0:31 but if you're not on 3.6 then at least you can use format that's basically the gist for me of doing formatting
0:37 the right way. But let's also demo that with some code And I hope you agree that those last two figures were definitely better than the first.
0:44 Alright, total hours is six print. the course takes plus total hours to complete. Okay a type error, not good
1:02 so I cannot add an 'int' to a 'string' and vice versa. So I need to make this a string and then it works. But yeah, it's not the best way to do it.
1:13 And the best way is using f-strings in Python 3.6 and look at that I can just embed the variable. This can even take operations, its pretty awesome
1:29 but yeah, this is faster and it's much easier to read and I don't have to concatenate or even doing any type conversion.

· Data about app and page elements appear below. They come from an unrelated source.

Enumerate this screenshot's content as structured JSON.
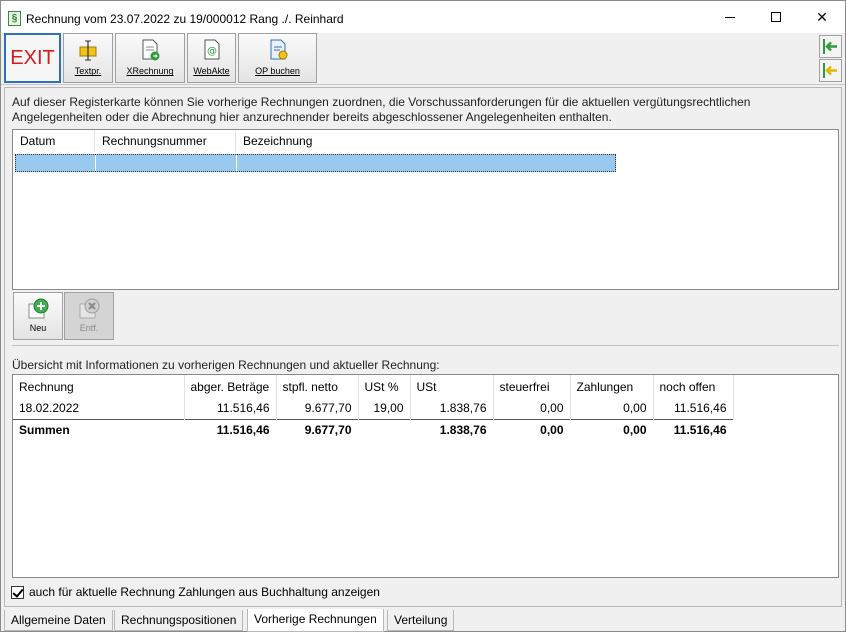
{
  "window": {
    "title": "Rechnung vom 23.07.2022 zu 19/000012  Rang ./. Reinhard",
    "app_icon": "§",
    "minimize": "",
    "maximize": "",
    "close": "✕"
  },
  "toolbar": {
    "exit": "EXIT",
    "textpr": "Textpr.",
    "xrechnung": "XRechnung",
    "webakte": "WebAkte",
    "op_buchen": "OP buchen"
  },
  "info_text": "Auf dieser Registerkarte können Sie vorherige Rechnungen zuordnen, die Vorschussanforderungen für die aktuellen vergütungsrechtlichen Angelegenheiten oder die Abrechnung hier anzurechnender bereits abgeschlossener Angelegenheiten enthalten.",
  "list1": {
    "columns": [
      "Datum",
      "Rechnungsnummer",
      "Bezeichnung"
    ]
  },
  "buttons": {
    "neu": "Neu",
    "entf": "Entf."
  },
  "overview_label": "Übersicht mit Informationen zu vorherigen Rechnungen und aktueller Rechnung:",
  "list2": {
    "columns": [
      "Rechnung",
      "abger. Beträge",
      "stpfl. netto",
      "USt %",
      "USt",
      "steuerfrei",
      "Zahlungen",
      "noch offen"
    ],
    "rows": [
      [
        "18.02.2022",
        "11.516,46",
        "9.677,70",
        "19,00",
        "1.838,76",
        "0,00",
        "0,00",
        "11.516,46"
      ]
    ],
    "sum": [
      "Summen",
      "11.516,46",
      "9.677,70",
      "",
      "1.838,76",
      "0,00",
      "0,00",
      "11.516,46"
    ]
  },
  "checkbox_label": "auch für aktuelle Rechnung Zahlungen aus Buchhaltung anzeigen",
  "tabs": [
    "Allgemeine Daten",
    "Rechnungspositionen",
    "Vorherige Rechnungen",
    "Verteilung"
  ],
  "colors": {
    "exit_red": "#d41a1a",
    "selection": "#99c9ef",
    "accent_green": "#2e9a3a"
  }
}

1:36 So go with f-strings, but maybe you're not on 3.6 for some reason and then you can use format. So you would write this as in the same curly braces
1:53 and then you use format on that string and give it a variable. And you don't have to worry about type conversion because format is,
2:01 sorry, not using f-strings anymore format is smart enough to convert this 'int' into a 'string' or whatever is needed to make this work.
2:10 And then last note about concatenation so as said before, building up a string like this is not the way, and its slower
2:19 if you're working with a lot of data and how true is that, right? Every day you get to write Python is a happy day
2:28 but, it's not happy for your performance and readability I would say, it's not really looking nice in this case you really want to use join
2:38 so you want to really have your strings in a sequence or a list, and then just join them together and you can specify what to join on
2:47 and there you go, here's my same string as above but using the Pythonic way of joining and, you know, you can do what you want
2:55 you can also join it on dash, even better I can leave off the spaces here and give join a space. So I'm going from multiple spaces
3:06 or worry about spacing in the first place by doing that in one place at the join level so much better.

Talk Python's Mastodon Michael Kennedy's Mastodon